Problem to work on:
Before copying, set the pictures aside; then repeat every line below verbatim.

Element data from apps and pages
········

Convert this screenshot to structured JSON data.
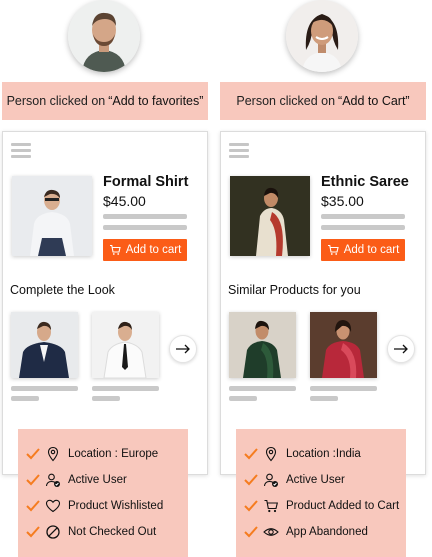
{
  "colors": {
    "accent": "#fb5c17",
    "banner_bg": "#f8c8bd",
    "check": "#f57c1f",
    "placeholder_line": "#c9c9c9"
  },
  "scenarios": [
    {
      "avatar": "male-person-avatar",
      "banner_prefix": "Person clicked on",
      "banner_action": "“Add to favorites”",
      "product_name": "Formal Shirt",
      "product_price": "$45.00",
      "add_button_label": "Add to cart",
      "section_title": "Complete the Look",
      "attributes": [
        {
          "icon": "location-pin-icon",
          "label": "Location : Europe"
        },
        {
          "icon": "user-check-icon",
          "label": "Active User"
        },
        {
          "icon": "heart-icon",
          "label": "Product Wishlisted"
        },
        {
          "icon": "no-entry-icon",
          "label": "Not Checked Out"
        }
      ]
    },
    {
      "avatar": "female-person-avatar",
      "banner_prefix": "Person clicked on",
      "banner_action": "“Add to Cart”",
      "product_name": "Ethnic Saree",
      "product_price": "$35.00",
      "add_button_label": "Add to cart",
      "section_title": "Similar Products for you",
      "attributes": [
        {
          "icon": "location-pin-icon",
          "label": "Location :India"
        },
        {
          "icon": "user-check-icon",
          "label": "Active User"
        },
        {
          "icon": "cart-icon",
          "label": "Product Added to Cart"
        },
        {
          "icon": "eye-icon",
          "label": "App Abandoned"
        }
      ]
    }
  ]
}
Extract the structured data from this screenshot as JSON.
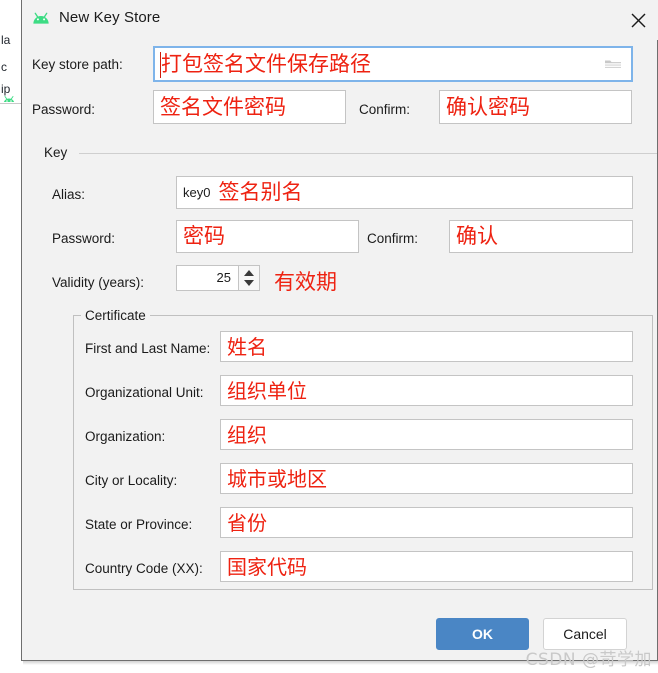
{
  "background": {
    "fragments": [
      "la",
      "c",
      "ip"
    ],
    "icon": "android-robot-icon"
  },
  "dialog": {
    "title": "New Key Store",
    "title_icon": "android-robot-icon",
    "close_icon": "close-icon",
    "keystore": {
      "path_label": "Key store path:",
      "path_value": "打包签名文件保存路径",
      "path_browse_icon": "folder-icon",
      "password_label": "Password:",
      "password_value": "签名文件密码",
      "confirm_label": "Confirm:",
      "confirm_value": "确认密码"
    },
    "key_section": {
      "title": "Key",
      "alias_label": "Alias:",
      "alias_prefix": "key0",
      "alias_value": "签名别名",
      "password_label": "Password:",
      "password_value": "密码",
      "confirm_label": "Confirm:",
      "confirm_value": "确认",
      "validity_label": "Validity (years):",
      "validity_value": "25",
      "validity_annotation": "有效期"
    },
    "certificate": {
      "title": "Certificate",
      "rows": [
        {
          "label": "First and Last Name:",
          "value": "姓名"
        },
        {
          "label": "Organizational Unit:",
          "value": "组织单位"
        },
        {
          "label": "Organization:",
          "value": "组织"
        },
        {
          "label": "City or Locality:",
          "value": "城市或地区"
        },
        {
          "label": "State or Province:",
          "value": "省份"
        },
        {
          "label": "Country Code (XX):",
          "value": "国家代码"
        }
      ]
    },
    "buttons": {
      "ok": "OK",
      "cancel": "Cancel"
    },
    "colors": {
      "annotation_red": "#ee2211",
      "ok_blue": "#4a86c5",
      "android_green": "#3ddc84",
      "focus_blue": "#7eb4ea"
    }
  },
  "watermark": "CSDN @苛学加"
}
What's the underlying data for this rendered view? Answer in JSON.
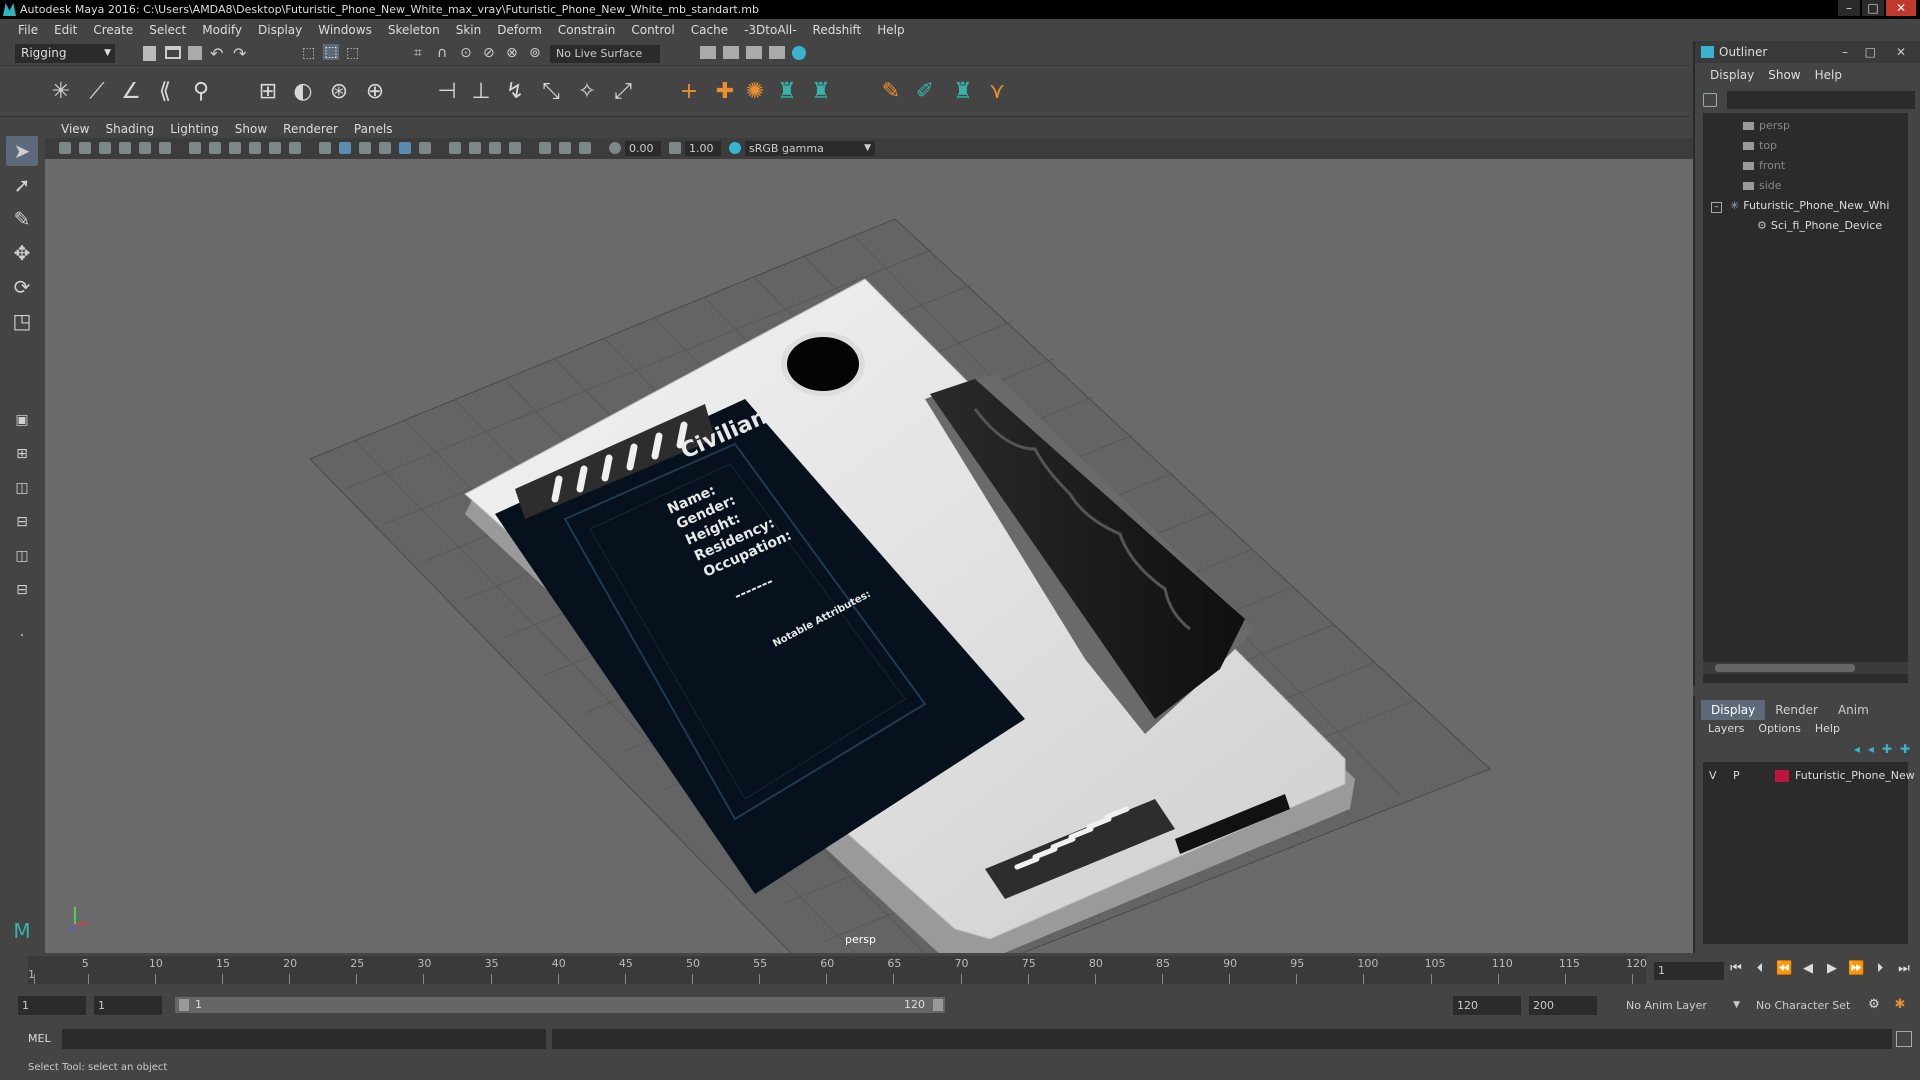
{
  "window": {
    "title": "Autodesk Maya 2016: C:\\Users\\AMDA8\\Desktop\\Futuristic_Phone_New_White_max_vray\\Futuristic_Phone_New_White_mb_standart.mb"
  },
  "menubar": [
    "File",
    "Edit",
    "Create",
    "Select",
    "Modify",
    "Display",
    "Windows",
    "Skeleton",
    "Skin",
    "Deform",
    "Constrain",
    "Control",
    "Cache",
    "-3DtoAll-",
    "Redshift",
    "Help"
  ],
  "toolbar": {
    "mode": "Rigging",
    "live_surface": "No Live Surface"
  },
  "viewport": {
    "menu": [
      "View",
      "Shading",
      "Lighting",
      "Show",
      "Renderer",
      "Panels"
    ],
    "exposure": "0.00",
    "gamma": "1.00",
    "color_space": "sRGB gamma",
    "camera": "persp"
  },
  "model_screen": {
    "heading": "Civilian",
    "fields": [
      "Name:",
      "Gender:",
      "Height:",
      "Residency:",
      "Occupation:"
    ],
    "dashes": "-------",
    "notable": "Notable Attributes:"
  },
  "outliner": {
    "title": "Outliner",
    "menu": [
      "Display",
      "Show",
      "Help"
    ],
    "items": [
      {
        "label": "persp",
        "dim": true
      },
      {
        "label": "top",
        "dim": true
      },
      {
        "label": "front",
        "dim": true
      },
      {
        "label": "side",
        "dim": true
      },
      {
        "label": "Futuristic_Phone_New_Whi",
        "dim": false
      },
      {
        "label": "Sci_fi_Phone_Device",
        "dim": false
      }
    ]
  },
  "layers": {
    "tabs": [
      "Display",
      "Render",
      "Anim"
    ],
    "menu": [
      "Layers",
      "Options",
      "Help"
    ],
    "row": {
      "v": "V",
      "p": "P",
      "name": "Futuristic_Phone_New",
      "color": "#c0143c"
    }
  },
  "timeline": {
    "ticks": [
      "1",
      "5",
      "10",
      "15",
      "20",
      "25",
      "30",
      "35",
      "40",
      "45",
      "50",
      "55",
      "60",
      "65",
      "70",
      "75",
      "80",
      "85",
      "90",
      "95",
      "100",
      "105",
      "110",
      "115",
      "120"
    ],
    "current_frame": "1"
  },
  "range": {
    "start": "1",
    "start2": "1",
    "slider_start": "1",
    "slider_end": "120",
    "end": "120",
    "end2": "200",
    "anim_layer": "No Anim Layer",
    "char_set": "No Character Set"
  },
  "cmdline": {
    "label": "MEL"
  },
  "status": {
    "text": "Select Tool: select an object"
  }
}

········

Written response:
Convert this screenshot to structured JSON data.
{
  "colors": {
    "accent": "#fb5c17",
    "banner_bg": "#f8c8bd",
    "check": "#f57c1f",
    "placeholder_line": "#c9c9c9"
  },
  "scenarios": [
    {
      "avatar": "male-person-avatar",
      "banner_prefix": "Person clicked on",
      "banner_action": "“Add to favorites”",
      "product_name": "Formal Shirt",
      "product_price": "$45.00",
      "add_button_label": "Add to cart",
      "section_title": "Complete the Look",
      "attributes": [
        {
          "icon": "location-pin-icon",
          "label": "Location : Europe"
        },
        {
          "icon": "user-check-icon",
          "label": "Active User"
        },
        {
          "icon": "heart-icon",
          "label": "Product Wishlisted"
        },
        {
          "icon": "no-entry-icon",
          "label": "Not Checked Out"
        }
      ]
    },
    {
      "avatar": "female-person-avatar",
      "banner_prefix": "Person clicked on",
      "banner_action": "“Add to Cart”",
      "product_name": "Ethnic Saree",
      "product_price": "$35.00",
      "add_button_label": "Add to cart",
      "section_title": "Similar Products for you",
      "attributes": [
        {
          "icon": "location-pin-icon",
          "label": "Location :India"
        },
        {
          "icon": "user-check-icon",
          "label": "Active User"
        },
        {
          "icon": "cart-icon",
          "label": "Product Added to Cart"
        },
        {
          "icon": "eye-icon",
          "label": "App Abandoned"
        }
      ]
    }
  ]
}
Extract the structured data from this screenshot as JSON.
{
  "background": {
    "fragments": [
      "la",
      "c",
      "ip"
    ],
    "icon": "android-robot-icon"
  },
  "dialog": {
    "title": "New Key Store",
    "title_icon": "android-robot-icon",
    "close_icon": "close-icon",
    "keystore": {
      "path_label": "Key store path:",
      "path_value": "打包签名文件保存路径",
      "path_browse_icon": "folder-icon",
      "password_label": "Password:",
      "password_value": "签名文件密码",
      "confirm_label": "Confirm:",
      "confirm_value": "确认密码"
    },
    "key_section": {
      "title": "Key",
      "alias_label": "Alias:",
      "alias_prefix": "key0",
      "alias_value": "签名别名",
      "password_label": "Password:",
      "password_value": "密码",
      "confirm_label": "Confirm:",
      "confirm_value": "确认",
      "validity_label": "Validity (years):",
      "validity_value": "25",
      "validity_annotation": "有效期"
    },
    "certificate": {
      "title": "Certificate",
      "rows": [
        {
          "label": "First and Last Name:",
          "value": "姓名"
        },
        {
          "label": "Organizational Unit:",
          "value": "组织单位"
        },
        {
          "label": "Organization:",
          "value": "组织"
        },
        {
          "label": "City or Locality:",
          "value": "城市或地区"
        },
        {
          "label": "State or Province:",
          "value": "省份"
        },
        {
          "label": "Country Code (XX):",
          "value": "国家代码"
        }
      ]
    },
    "buttons": {
      "ok": "OK",
      "cancel": "Cancel"
    },
    "colors": {
      "annotation_red": "#ee2211",
      "ok_blue": "#4a86c5",
      "android_green": "#3ddc84",
      "focus_blue": "#7eb4ea"
    }
  },
  "watermark": "CSDN @苛学加"
}
What's the underlying data for this rendered view? Answer in JSON.
{
  "window": {
    "title": "Autodesk Maya 2016: C:\\Users\\AMDA8\\Desktop\\Futuristic_Phone_New_White_max_vray\\Futuristic_Phone_New_White_mb_standart.mb"
  },
  "menubar": [
    "File",
    "Edit",
    "Create",
    "Select",
    "Modify",
    "Display",
    "Windows",
    "Skeleton",
    "Skin",
    "Deform",
    "Constrain",
    "Control",
    "Cache",
    "-3DtoAll-",
    "Redshift",
    "Help"
  ],
  "toolbar": {
    "mode": "Rigging",
    "live_surface": "No Live Surface"
  },
  "viewport": {
    "menu": [
      "View",
      "Shading",
      "Lighting",
      "Show",
      "Renderer",
      "Panels"
    ],
    "exposure": "0.00",
    "gamma": "1.00",
    "color_space": "sRGB gamma",
    "camera": "persp"
  },
  "model_screen": {
    "heading": "Civilian",
    "fields": [
      "Name:",
      "Gender:",
      "Height:",
      "Residency:",
      "Occupation:"
    ],
    "dashes": "-------",
    "notable": "Notable Attributes:"
  },
  "outliner": {
    "title": "Outliner",
    "menu": [
      "Display",
      "Show",
      "Help"
    ],
    "items": [
      {
        "label": "persp",
        "dim": true
      },
      {
        "label": "top",
        "dim": true
      },
      {
        "label": "front",
        "dim": true
      },
      {
        "label": "side",
        "dim": true
      },
      {
        "label": "Futuristic_Phone_New_Whi",
        "dim": false
      },
      {
        "label": "Sci_fi_Phone_Device",
        "dim": false
      }
    ]
  },
  "layers": {
    "tabs": [
      "Display",
      "Render",
      "Anim"
    ],
    "menu": [
      "Layers",
      "Options",
      "Help"
    ],
    "row": {
      "v": "V",
      "p": "P",
      "name": "Futuristic_Phone_New",
      "color": "#c0143c"
    }
  },
  "timeline": {
    "ticks": [
      "1",
      "5",
      "10",
      "15",
      "20",
      "25",
      "30",
      "35",
      "40",
      "45",
      "50",
      "55",
      "60",
      "65",
      "70",
      "75",
      "80",
      "85",
      "90",
      "95",
      "100",
      "105",
      "110",
      "115",
      "120"
    ],
    "current_frame": "1"
  },
  "range": {
    "start": "1",
    "start2": "1",
    "slider_start": "1",
    "slider_end": "120",
    "end": "120",
    "end2": "200",
    "anim_layer": "No Anim Layer",
    "char_set": "No Character Set"
  },
  "cmdline": {
    "label": "MEL"
  },
  "status": {
    "text": "Select Tool: select an object"
  }
}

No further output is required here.